I missed being where a diversity of opinions was assumed and even appreciated. I missed knowing that at least half the congregation saw what I saw.

As I was walking the beagle the other day God reminded me that half the country sees what I see. He brought to mind the county by county map of the US I saw on election night – the one that was almost completely colored red.

When one half of the country is yelling f- you, it’s easy to feel like you’re in the minority.

When you sit in church and hear a faint f-you from the pulpit and feel a silent f-you in the pew next to you, it’s easy to wonder if you are in the wrong family.

I know the incoming administration wants to make changes to the Johnson Amendment to the tax code, but that could become a nightmare for the church.

Fishers of men could become manipulators of men.

I hope not. I think I might do a little research, weigh the pros and cons.

In the meantime my pastoral friends, a sermon that indulges in even the slightest bit of partisan commentary is a sermon that has just lost its power; a sermon that has just clogged the flow of the Spirit.

At our ritual after-church lunch my daughter shared that one of her friends resurrected his LiveJournal account back when they were in college just to post a rant about this very thing. He ended by saying how much he appreciated that his pastor back home just said what Jesus said and left it at that.

Amen.

#aconservativefishinaliberalsea

Standard
life

Saint and Sinner

It’s been a Robert Duvall movie-thon around here. In the last week or two we’ve watched Tender Mercies (one of my favorites), Open Range (one of the hub’s favorites), Bullit (he played the cab driver), Days of Thunder, Second Hand Lions and The Apostle.

Have you seen The Apostle?

Saint

In the opening scene Duvall’s character – Sonny – comes upon a crash, sticks his head through the car window and offers comfort and salvation to the badly injured couple inside.

We see him lead revivals.

We see the love his church has for him.

Sinner

As we get to know him we wonder whether he’s a little nuts.

We learn his eye wanders while he’s on the road.

We see his wife also stray, while he’s away.

We cover our eyes as he commits a brutal crime of passion.

Redemption

He flees, starts a new life in a new place, becomes beloved by a new community and eventually must pay his debt.

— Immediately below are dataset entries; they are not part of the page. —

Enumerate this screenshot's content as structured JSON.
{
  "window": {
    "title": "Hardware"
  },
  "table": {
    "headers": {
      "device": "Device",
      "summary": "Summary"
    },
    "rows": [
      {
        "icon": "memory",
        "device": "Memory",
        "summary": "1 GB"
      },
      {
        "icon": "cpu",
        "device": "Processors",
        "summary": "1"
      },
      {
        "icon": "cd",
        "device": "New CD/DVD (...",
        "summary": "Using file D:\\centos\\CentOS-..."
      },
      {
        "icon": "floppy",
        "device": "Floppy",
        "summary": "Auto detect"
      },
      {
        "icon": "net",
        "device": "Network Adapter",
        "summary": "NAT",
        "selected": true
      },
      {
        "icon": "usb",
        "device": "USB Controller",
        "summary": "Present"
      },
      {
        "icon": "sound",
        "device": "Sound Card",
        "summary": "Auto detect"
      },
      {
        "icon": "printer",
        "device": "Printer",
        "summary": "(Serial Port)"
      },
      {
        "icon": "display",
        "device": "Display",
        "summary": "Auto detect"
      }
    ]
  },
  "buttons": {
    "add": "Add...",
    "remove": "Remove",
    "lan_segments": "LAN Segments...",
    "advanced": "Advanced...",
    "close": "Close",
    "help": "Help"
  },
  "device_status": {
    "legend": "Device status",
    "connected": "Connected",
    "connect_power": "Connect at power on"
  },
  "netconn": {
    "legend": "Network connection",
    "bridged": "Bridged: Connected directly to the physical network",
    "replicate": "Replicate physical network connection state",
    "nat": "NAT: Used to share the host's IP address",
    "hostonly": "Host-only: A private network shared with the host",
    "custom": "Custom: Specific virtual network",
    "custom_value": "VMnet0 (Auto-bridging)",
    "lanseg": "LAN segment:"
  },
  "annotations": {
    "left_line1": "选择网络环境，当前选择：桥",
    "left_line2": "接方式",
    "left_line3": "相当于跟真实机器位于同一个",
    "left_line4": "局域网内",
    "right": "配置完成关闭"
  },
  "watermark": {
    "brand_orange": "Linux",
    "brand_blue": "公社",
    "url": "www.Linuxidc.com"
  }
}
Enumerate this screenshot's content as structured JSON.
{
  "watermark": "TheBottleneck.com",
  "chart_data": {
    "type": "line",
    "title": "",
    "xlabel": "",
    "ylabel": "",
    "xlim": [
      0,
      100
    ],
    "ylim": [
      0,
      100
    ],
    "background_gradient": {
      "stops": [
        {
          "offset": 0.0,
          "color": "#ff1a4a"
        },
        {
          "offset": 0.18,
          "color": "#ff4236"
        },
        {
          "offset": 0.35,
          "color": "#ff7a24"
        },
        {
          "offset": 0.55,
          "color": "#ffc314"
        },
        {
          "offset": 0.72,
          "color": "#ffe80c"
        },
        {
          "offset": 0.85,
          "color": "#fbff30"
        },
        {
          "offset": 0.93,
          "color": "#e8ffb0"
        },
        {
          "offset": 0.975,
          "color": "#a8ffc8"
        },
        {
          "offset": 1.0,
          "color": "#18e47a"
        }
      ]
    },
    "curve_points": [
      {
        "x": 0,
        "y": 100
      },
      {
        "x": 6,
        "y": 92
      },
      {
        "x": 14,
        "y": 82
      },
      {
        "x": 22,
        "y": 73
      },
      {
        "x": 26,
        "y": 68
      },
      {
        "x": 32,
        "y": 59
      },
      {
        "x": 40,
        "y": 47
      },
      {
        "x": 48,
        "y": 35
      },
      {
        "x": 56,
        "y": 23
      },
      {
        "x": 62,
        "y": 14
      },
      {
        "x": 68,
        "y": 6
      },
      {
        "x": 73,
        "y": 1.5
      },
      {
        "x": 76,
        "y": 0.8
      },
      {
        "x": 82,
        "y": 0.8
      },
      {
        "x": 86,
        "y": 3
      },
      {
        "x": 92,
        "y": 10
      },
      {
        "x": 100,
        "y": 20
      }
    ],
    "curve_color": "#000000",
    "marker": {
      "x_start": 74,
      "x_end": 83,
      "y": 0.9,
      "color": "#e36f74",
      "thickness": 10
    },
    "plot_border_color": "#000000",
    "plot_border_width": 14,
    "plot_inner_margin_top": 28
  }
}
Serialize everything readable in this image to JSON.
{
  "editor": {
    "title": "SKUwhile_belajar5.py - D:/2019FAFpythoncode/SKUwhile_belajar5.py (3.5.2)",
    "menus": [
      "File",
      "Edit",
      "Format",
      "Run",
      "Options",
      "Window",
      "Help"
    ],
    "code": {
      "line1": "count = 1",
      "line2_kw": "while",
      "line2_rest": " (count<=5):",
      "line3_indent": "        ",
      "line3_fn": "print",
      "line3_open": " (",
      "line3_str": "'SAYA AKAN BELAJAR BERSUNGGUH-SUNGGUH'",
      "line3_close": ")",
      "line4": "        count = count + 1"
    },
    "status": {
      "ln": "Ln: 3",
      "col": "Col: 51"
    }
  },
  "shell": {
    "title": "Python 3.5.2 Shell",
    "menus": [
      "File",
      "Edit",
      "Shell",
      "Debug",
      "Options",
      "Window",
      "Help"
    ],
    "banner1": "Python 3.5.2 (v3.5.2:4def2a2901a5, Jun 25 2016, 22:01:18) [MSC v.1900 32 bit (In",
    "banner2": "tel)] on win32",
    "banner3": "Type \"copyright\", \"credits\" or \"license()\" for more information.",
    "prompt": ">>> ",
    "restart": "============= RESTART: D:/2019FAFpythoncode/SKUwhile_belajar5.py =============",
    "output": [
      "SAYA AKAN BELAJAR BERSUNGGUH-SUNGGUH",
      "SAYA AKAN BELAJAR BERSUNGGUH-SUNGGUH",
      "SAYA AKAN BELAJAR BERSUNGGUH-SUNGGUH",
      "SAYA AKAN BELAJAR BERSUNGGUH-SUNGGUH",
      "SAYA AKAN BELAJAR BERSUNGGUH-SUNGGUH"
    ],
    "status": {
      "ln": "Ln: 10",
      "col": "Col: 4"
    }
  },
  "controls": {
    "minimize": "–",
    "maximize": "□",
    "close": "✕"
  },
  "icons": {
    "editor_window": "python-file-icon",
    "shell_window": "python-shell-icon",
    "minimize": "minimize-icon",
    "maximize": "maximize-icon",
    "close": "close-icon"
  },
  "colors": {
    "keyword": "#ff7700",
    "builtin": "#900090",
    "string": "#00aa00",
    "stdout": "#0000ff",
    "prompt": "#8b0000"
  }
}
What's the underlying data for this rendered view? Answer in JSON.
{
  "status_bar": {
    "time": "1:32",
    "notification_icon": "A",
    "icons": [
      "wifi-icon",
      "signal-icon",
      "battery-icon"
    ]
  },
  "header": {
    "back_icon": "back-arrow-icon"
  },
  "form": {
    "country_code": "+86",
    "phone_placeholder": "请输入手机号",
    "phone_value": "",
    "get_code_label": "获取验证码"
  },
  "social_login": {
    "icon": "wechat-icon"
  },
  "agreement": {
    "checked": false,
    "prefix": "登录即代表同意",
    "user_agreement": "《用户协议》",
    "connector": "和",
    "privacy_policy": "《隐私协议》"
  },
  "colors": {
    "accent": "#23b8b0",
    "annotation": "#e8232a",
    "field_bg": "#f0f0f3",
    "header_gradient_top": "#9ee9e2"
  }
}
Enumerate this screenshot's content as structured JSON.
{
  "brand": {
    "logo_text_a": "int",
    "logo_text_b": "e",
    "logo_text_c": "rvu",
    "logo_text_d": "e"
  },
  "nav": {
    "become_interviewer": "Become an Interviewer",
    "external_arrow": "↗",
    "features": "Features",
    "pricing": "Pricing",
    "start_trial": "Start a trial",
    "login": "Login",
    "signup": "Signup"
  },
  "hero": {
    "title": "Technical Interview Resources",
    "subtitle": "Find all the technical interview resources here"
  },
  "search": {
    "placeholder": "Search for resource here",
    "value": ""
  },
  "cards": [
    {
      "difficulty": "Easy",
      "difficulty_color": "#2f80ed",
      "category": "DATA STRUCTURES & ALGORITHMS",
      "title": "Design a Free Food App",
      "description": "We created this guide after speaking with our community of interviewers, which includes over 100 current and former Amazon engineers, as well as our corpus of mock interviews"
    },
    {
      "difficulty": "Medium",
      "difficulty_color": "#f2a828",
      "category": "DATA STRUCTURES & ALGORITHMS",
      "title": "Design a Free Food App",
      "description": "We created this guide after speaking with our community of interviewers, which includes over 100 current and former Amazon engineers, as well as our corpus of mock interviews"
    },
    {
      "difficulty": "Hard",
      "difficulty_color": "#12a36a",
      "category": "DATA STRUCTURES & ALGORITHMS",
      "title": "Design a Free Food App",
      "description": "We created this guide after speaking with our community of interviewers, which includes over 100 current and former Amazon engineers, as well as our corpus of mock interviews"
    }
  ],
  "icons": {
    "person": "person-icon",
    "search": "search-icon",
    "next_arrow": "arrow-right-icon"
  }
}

Saint and sinner all rolled into one.

Faith and flesh.

I woke up the other morning to a big ol’ “Hypocrite” emblazoned on my Facebook wall.

Not quite sure why except that I stuck up for God and for Christians and for Republicans the day before.

The unredeemed throw “hypocrite” like a ninja star.

It’s supposed to slay us, shut us up, send us cowering.

But the weapon fails.

We shrug.

They think we think we’re perfect.

We don’t.

We’re saints and sinners. Faith battling flesh.

I’m not sure what Johnny’s song has to do with anything, but it’s in my head so there it is.

Dinner date with the hub tonight.

“No weapon forged against you will prevail, and you will refute every tongue that accuses you. This is the heritage of the servants of the Lord, and this is their vindication from me,” declares the Lord. Isaiah 54:17

Standard